### [Action item]
The answer must be a single number: how many lines of the records below hold the word "true".

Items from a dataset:

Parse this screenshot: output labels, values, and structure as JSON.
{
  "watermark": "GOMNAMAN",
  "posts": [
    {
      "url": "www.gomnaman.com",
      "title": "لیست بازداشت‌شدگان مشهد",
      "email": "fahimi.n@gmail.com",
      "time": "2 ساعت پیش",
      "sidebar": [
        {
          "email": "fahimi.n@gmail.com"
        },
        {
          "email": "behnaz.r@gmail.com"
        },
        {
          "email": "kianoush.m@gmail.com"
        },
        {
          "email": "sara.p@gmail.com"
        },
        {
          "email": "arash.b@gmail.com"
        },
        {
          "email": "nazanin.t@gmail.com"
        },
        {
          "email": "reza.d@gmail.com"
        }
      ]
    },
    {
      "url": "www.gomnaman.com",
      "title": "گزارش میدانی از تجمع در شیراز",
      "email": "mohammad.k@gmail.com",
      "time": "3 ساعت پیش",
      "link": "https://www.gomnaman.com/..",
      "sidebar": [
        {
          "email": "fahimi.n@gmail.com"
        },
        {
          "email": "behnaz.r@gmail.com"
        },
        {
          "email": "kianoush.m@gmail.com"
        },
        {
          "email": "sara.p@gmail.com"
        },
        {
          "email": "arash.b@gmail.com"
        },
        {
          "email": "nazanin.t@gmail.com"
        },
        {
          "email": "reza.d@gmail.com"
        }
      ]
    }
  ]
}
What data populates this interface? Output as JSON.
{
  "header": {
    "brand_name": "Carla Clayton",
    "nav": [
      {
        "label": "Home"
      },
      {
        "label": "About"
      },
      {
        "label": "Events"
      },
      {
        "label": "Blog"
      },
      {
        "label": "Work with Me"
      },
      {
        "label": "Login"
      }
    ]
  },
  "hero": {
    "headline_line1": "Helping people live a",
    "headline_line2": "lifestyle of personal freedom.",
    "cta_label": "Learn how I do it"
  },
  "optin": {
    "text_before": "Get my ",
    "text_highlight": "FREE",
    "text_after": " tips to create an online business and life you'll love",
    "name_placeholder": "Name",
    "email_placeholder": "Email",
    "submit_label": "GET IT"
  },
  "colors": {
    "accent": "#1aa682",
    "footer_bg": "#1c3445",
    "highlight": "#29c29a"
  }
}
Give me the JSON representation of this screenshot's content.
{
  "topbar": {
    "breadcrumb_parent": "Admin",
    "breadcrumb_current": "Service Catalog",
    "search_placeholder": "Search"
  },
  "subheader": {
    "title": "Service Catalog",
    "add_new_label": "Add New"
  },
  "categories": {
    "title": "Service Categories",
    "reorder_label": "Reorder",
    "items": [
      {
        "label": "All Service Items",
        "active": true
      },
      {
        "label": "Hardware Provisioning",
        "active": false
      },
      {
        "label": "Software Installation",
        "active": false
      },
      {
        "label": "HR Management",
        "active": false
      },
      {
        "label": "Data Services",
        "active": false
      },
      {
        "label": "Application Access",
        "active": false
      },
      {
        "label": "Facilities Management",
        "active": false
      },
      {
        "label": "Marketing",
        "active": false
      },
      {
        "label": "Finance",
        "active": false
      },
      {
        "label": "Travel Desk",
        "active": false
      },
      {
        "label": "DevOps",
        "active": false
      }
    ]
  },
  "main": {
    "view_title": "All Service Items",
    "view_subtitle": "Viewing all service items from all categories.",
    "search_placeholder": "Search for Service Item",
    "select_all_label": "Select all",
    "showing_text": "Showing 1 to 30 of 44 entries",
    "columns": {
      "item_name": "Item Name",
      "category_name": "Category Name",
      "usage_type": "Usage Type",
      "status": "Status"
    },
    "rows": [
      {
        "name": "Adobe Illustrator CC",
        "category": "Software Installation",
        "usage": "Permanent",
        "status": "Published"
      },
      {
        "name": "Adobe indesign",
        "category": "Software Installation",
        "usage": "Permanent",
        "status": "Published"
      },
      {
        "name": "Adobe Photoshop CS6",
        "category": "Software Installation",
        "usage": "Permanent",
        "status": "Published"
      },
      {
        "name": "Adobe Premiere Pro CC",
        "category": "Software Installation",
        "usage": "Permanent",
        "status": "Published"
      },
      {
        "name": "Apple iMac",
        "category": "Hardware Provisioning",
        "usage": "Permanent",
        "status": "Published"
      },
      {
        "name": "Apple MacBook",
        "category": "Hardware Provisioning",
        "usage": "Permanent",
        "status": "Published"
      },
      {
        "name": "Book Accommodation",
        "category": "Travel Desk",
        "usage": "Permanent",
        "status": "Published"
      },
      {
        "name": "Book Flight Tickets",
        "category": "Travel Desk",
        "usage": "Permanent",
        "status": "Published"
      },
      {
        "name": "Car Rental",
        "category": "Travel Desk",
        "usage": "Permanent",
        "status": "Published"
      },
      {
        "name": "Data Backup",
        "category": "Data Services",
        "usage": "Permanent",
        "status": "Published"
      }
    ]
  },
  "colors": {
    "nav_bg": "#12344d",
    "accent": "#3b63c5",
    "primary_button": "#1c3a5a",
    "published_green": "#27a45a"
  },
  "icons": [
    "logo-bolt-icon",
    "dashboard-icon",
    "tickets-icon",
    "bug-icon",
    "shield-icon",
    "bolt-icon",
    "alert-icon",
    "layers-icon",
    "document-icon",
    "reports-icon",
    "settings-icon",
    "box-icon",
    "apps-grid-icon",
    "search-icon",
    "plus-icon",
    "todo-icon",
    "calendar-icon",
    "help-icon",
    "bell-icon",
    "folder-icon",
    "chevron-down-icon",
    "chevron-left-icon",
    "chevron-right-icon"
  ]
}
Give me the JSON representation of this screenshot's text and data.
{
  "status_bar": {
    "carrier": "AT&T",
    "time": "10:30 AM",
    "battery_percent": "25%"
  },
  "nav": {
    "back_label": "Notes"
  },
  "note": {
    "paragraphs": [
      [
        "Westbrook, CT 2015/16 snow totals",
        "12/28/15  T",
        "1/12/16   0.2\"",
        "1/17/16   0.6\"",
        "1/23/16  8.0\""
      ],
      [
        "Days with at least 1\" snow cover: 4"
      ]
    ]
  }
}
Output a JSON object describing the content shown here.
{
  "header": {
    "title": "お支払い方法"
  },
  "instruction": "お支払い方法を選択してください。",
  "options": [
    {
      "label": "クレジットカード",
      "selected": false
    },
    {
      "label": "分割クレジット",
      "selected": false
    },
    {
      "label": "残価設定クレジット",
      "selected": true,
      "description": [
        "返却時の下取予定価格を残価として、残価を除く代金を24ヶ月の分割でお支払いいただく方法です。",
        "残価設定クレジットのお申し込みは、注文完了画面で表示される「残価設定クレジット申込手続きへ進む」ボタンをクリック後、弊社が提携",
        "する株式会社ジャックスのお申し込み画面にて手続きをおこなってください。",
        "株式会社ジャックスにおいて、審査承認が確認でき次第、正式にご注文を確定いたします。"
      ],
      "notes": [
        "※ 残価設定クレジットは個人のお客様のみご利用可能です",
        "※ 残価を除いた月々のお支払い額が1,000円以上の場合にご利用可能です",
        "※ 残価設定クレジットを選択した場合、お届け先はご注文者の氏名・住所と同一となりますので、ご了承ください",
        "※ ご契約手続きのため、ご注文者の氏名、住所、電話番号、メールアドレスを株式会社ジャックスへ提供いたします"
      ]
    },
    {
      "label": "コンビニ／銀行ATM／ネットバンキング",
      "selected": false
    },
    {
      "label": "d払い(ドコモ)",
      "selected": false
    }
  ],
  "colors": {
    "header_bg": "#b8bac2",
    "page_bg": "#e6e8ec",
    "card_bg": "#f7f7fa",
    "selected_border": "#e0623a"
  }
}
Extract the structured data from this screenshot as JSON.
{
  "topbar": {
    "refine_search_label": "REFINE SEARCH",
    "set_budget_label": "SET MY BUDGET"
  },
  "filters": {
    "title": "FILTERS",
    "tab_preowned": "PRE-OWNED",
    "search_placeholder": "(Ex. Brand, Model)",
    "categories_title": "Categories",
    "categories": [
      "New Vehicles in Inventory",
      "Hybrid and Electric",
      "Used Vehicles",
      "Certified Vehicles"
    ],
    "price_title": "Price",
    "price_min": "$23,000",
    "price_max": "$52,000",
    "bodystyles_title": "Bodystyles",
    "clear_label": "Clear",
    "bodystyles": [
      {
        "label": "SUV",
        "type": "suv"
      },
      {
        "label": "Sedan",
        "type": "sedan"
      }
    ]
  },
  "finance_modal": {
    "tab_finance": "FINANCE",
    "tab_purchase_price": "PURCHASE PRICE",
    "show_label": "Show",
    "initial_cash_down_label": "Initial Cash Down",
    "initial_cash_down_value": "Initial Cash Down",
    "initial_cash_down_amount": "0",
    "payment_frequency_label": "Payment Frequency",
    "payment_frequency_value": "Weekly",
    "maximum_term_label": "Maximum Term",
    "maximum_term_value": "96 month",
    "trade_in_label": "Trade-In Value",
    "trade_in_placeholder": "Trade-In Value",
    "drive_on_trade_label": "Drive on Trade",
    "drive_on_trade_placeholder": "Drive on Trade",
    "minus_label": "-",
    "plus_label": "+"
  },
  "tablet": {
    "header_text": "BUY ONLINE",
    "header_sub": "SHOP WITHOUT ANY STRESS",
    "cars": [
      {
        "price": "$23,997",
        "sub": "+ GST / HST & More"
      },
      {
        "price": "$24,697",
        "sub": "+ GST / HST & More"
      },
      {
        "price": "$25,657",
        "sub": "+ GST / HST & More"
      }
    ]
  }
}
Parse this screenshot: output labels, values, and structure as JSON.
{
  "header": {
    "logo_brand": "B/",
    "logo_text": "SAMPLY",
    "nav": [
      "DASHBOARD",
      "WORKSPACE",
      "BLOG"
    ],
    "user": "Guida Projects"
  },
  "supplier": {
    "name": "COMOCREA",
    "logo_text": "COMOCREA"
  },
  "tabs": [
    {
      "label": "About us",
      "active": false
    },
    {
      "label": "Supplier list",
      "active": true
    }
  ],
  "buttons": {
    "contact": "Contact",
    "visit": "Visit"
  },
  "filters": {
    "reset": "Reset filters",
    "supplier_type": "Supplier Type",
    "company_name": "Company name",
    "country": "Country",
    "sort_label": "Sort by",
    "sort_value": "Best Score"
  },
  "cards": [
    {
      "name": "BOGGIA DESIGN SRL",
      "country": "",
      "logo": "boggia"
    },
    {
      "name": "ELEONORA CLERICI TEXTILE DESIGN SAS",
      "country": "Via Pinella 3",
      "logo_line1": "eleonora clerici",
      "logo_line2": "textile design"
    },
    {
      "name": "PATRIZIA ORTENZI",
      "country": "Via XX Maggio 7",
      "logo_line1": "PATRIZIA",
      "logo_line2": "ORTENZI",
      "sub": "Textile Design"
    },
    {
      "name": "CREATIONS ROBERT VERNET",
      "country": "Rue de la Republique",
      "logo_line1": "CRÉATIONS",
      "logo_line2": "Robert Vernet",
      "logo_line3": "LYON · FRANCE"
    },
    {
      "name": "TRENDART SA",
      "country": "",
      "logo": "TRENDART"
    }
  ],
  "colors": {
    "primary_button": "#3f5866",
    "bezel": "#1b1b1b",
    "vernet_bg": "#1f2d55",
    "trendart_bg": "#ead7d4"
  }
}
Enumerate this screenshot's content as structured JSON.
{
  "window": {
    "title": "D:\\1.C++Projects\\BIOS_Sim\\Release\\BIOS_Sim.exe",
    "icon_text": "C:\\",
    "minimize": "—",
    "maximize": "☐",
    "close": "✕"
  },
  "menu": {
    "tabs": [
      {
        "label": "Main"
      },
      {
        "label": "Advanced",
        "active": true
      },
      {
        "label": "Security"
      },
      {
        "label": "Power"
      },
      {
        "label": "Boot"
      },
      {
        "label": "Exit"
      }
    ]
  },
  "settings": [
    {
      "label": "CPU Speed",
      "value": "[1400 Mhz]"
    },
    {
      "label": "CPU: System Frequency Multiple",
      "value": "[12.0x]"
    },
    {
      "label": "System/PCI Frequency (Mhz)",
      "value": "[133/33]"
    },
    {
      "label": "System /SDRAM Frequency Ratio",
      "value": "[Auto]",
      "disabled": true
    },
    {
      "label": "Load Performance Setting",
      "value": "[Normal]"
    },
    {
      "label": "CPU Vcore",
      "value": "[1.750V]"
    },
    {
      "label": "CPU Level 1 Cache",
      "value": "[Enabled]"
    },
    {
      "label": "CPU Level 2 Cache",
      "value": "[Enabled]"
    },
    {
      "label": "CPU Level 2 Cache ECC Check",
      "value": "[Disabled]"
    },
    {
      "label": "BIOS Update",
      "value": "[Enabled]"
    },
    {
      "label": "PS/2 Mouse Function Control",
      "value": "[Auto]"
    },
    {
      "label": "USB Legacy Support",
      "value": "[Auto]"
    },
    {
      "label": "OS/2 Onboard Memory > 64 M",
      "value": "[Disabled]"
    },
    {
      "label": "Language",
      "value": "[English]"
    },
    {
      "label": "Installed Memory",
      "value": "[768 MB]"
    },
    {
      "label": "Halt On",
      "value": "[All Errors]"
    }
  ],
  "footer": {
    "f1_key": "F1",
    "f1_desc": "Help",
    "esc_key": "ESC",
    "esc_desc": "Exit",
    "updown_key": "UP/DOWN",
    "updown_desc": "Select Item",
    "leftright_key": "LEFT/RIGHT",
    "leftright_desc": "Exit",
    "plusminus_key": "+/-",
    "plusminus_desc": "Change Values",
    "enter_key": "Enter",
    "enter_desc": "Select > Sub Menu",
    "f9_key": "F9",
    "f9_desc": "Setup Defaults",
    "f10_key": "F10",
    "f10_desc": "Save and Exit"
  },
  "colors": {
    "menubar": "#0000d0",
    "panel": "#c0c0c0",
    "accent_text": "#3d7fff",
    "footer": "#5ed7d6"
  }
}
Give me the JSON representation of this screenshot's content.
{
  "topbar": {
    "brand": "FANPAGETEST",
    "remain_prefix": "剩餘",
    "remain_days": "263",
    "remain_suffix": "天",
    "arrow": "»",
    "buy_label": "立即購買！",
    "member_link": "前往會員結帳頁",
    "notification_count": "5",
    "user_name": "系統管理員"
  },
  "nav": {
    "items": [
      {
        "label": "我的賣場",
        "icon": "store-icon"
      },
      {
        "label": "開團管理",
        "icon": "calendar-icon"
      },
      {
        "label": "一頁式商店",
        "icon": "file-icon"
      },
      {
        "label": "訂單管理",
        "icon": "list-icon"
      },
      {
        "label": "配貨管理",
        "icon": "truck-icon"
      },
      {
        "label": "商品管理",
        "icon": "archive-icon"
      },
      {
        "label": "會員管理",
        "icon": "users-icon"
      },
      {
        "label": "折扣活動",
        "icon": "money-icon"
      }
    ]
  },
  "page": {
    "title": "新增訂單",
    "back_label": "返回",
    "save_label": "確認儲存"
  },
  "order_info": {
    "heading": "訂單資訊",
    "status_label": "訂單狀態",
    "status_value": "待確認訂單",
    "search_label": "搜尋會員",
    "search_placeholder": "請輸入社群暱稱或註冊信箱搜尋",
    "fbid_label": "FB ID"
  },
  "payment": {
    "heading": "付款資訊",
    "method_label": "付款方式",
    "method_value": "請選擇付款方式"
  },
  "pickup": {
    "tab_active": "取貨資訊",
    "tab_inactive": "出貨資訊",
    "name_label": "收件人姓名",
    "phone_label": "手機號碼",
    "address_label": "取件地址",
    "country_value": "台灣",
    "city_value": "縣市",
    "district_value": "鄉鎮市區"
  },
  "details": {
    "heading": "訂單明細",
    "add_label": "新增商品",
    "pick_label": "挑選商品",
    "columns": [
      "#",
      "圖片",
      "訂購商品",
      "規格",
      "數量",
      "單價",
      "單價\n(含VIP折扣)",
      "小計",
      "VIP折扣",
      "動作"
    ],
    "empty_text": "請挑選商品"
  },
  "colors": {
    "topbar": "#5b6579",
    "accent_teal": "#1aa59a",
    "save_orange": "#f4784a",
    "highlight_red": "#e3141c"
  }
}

### [Answer to this problem]
5